───── RECORDS TO PROCESS
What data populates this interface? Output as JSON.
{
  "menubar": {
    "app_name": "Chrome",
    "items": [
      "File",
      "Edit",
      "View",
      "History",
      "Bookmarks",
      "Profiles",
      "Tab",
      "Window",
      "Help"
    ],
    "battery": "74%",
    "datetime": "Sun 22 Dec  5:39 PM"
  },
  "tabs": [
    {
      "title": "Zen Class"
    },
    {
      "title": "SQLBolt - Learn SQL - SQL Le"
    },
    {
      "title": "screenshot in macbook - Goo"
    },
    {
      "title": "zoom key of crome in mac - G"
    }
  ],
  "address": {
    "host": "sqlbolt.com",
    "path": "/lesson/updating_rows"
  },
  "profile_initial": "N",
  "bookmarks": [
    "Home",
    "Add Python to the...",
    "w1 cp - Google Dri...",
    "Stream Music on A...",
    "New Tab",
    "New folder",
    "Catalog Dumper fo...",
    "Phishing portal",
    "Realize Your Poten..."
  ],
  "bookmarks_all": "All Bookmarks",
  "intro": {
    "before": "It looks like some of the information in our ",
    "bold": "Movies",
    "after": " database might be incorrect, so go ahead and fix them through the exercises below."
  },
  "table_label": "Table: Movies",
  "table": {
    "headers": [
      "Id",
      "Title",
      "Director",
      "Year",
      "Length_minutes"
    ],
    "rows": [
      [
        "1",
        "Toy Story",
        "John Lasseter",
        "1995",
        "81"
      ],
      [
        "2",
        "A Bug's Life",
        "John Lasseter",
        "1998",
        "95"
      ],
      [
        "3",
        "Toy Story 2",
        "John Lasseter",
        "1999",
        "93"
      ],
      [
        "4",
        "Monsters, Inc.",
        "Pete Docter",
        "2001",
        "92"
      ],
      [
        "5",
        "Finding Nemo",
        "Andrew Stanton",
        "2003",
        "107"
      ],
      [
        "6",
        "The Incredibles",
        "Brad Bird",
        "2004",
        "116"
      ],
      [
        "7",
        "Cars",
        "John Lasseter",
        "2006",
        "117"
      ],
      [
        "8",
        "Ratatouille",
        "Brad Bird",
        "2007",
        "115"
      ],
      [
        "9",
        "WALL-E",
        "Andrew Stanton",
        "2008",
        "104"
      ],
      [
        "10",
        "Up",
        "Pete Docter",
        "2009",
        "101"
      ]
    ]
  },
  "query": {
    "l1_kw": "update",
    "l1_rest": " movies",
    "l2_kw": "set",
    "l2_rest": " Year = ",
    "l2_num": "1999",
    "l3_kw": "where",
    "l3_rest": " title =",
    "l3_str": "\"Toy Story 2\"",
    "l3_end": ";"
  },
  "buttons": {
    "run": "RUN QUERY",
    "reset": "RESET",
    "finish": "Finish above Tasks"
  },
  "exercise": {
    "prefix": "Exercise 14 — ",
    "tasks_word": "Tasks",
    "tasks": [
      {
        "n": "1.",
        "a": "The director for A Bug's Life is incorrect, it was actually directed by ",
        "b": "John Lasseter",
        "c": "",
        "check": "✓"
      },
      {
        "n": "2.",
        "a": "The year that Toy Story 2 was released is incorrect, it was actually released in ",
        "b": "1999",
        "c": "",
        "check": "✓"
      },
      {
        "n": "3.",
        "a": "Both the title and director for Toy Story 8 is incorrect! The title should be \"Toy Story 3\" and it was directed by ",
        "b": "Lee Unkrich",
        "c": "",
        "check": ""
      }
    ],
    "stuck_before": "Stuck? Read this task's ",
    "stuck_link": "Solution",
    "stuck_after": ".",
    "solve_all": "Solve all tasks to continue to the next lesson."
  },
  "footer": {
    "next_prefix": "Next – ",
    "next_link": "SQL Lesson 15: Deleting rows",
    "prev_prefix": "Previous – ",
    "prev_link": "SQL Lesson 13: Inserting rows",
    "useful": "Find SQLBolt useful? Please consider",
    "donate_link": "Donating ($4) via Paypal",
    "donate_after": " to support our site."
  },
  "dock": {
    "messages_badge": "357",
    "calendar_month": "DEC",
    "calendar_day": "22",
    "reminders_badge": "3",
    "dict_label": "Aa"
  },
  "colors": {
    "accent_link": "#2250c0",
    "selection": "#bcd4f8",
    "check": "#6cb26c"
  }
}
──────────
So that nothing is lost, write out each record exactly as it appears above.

What data populates this interface? Output as JSON.
{
  "menubar": {
    "app_name": "Chrome",
    "items": [
      "File",
      "Edit",
      "View",
      "History",
      "Bookmarks",
      "Profiles",
      "Tab",
      "Window",
      "Help"
    ],
    "battery": "74%",
    "datetime": "Sun 22 Dec  5:39 PM"
  },
  "tabs": [
    {
      "title": "Zen Class"
    },
    {
      "title": "SQLBolt - Learn SQL - SQL Le"
    },
    {
      "title": "screenshot in macbook - Goo"
    },
    {
      "title": "zoom key of crome in mac - G"
    }
  ],
  "address": {
    "host": "sqlbolt.com",
    "path": "/lesson/updating_rows"
  },
  "profile_initial": "N",
  "bookmarks": [
    "Home",
    "Add Python to the...",
    "w1 cp - Google Dri...",
    "Stream Music on A...",
    "New Tab",
    "New folder",
    "Catalog Dumper fo...",
    "Phishing portal",
    "Realize Your Poten..."
  ],
  "bookmarks_all": "All Bookmarks",
  "intro": {
    "before": "It looks like some of the information in our ",
    "bold": "Movies",
    "after": " database might be incorrect, so go ahead and fix them through the exercises below."
  },
  "table_label": "Table: Movies",
  "table": {
    "headers": [
      "Id",
      "Title",
      "Director",
      "Year",
      "Length_minutes"
    ],
    "rows": [
      [
        "1",
        "Toy Story",
        "John Lasseter",
        "1995",
        "81"
      ],
      [
        "2",
        "A Bug's Life",
        "John Lasseter",
        "1998",
        "95"
      ],
      [
        "3",
        "Toy Story 2",
        "John Lasseter",
        "1999",
        "93"
      ],
      [
        "4",
        "Monsters, Inc.",
        "Pete Docter",
        "2001",
        "92"
      ],
      [
        "5",
        "Finding Nemo",
        "Andrew Stanton",
        "2003",
        "107"
      ],
      [
        "6",
        "The Incredibles",
        "Brad Bird",
        "2004",
        "116"
      ],
      [
        "7",
        "Cars",
        "John Lasseter",
        "2006",
        "117"
      ],
      [
        "8",
        "Ratatouille",
        "Brad Bird",
        "2007",
        "115"
      ],
      [
        "9",
        "WALL-E",
        "Andrew Stanton",
        "2008",
        "104"
      ],
      [
        "10",
        "Up",
        "Pete Docter",
        "2009",
        "101"
      ]
    ]
  },
  "query": {
    "l1_kw": "update",
    "l1_rest": " movies",
    "l2_kw": "set",
    "l2_rest": " Year = ",
    "l2_num": "1999",
    "l3_kw": "where",
    "l3_rest": " title =",
    "l3_str": "\"Toy Story 2\"",
    "l3_end": ";"
  },
  "buttons": {
    "run": "RUN QUERY",
    "reset": "RESET",
    "finish": "Finish above Tasks"
  },
  "exercise": {
    "prefix": "Exercise 14 — ",
    "tasks_word": "Tasks",
    "tasks": [
      {
        "n": "1.",
        "a": "The director for A Bug's Life is incorrect, it was actually directed by ",
        "b": "John Lasseter",
        "c": "",
        "check": "✓"
      },
      {
        "n": "2.",
        "a": "The year that Toy Story 2 was released is incorrect, it was actually released in ",
        "b": "1999",
        "c": "",
        "check": "✓"
      },
      {
        "n": "3.",
        "a": "Both the title and director for Toy Story 8 is incorrect! The title should be \"Toy Story 3\" and it was directed by ",
        "b": "Lee Unkrich",
        "c": "",
        "check": ""
      }
    ],
    "stuck_before": "Stuck? Read this task's ",
    "stuck_link": "Solution",
    "stuck_after": ".",
    "solve_all": "Solve all tasks to continue to the next lesson."
  },
  "footer": {
    "next_prefix": "Next – ",
    "next_link": "SQL Lesson 15: Deleting rows",
    "prev_prefix": "Previous – ",
    "prev_link": "SQL Lesson 13: Inserting rows",
    "useful": "Find SQLBolt useful? Please consider",
    "donate_link": "Donating ($4) via Paypal",
    "donate_after": " to support our site."
  },
  "dock": {
    "messages_badge": "357",
    "calendar_month": "DEC",
    "calendar_day": "22",
    "reminders_badge": "3",
    "dict_label": "Aa"
  },
  "colors": {
    "accent_link": "#2250c0",
    "selection": "#bcd4f8",
    "check": "#6cb26c"
  }
}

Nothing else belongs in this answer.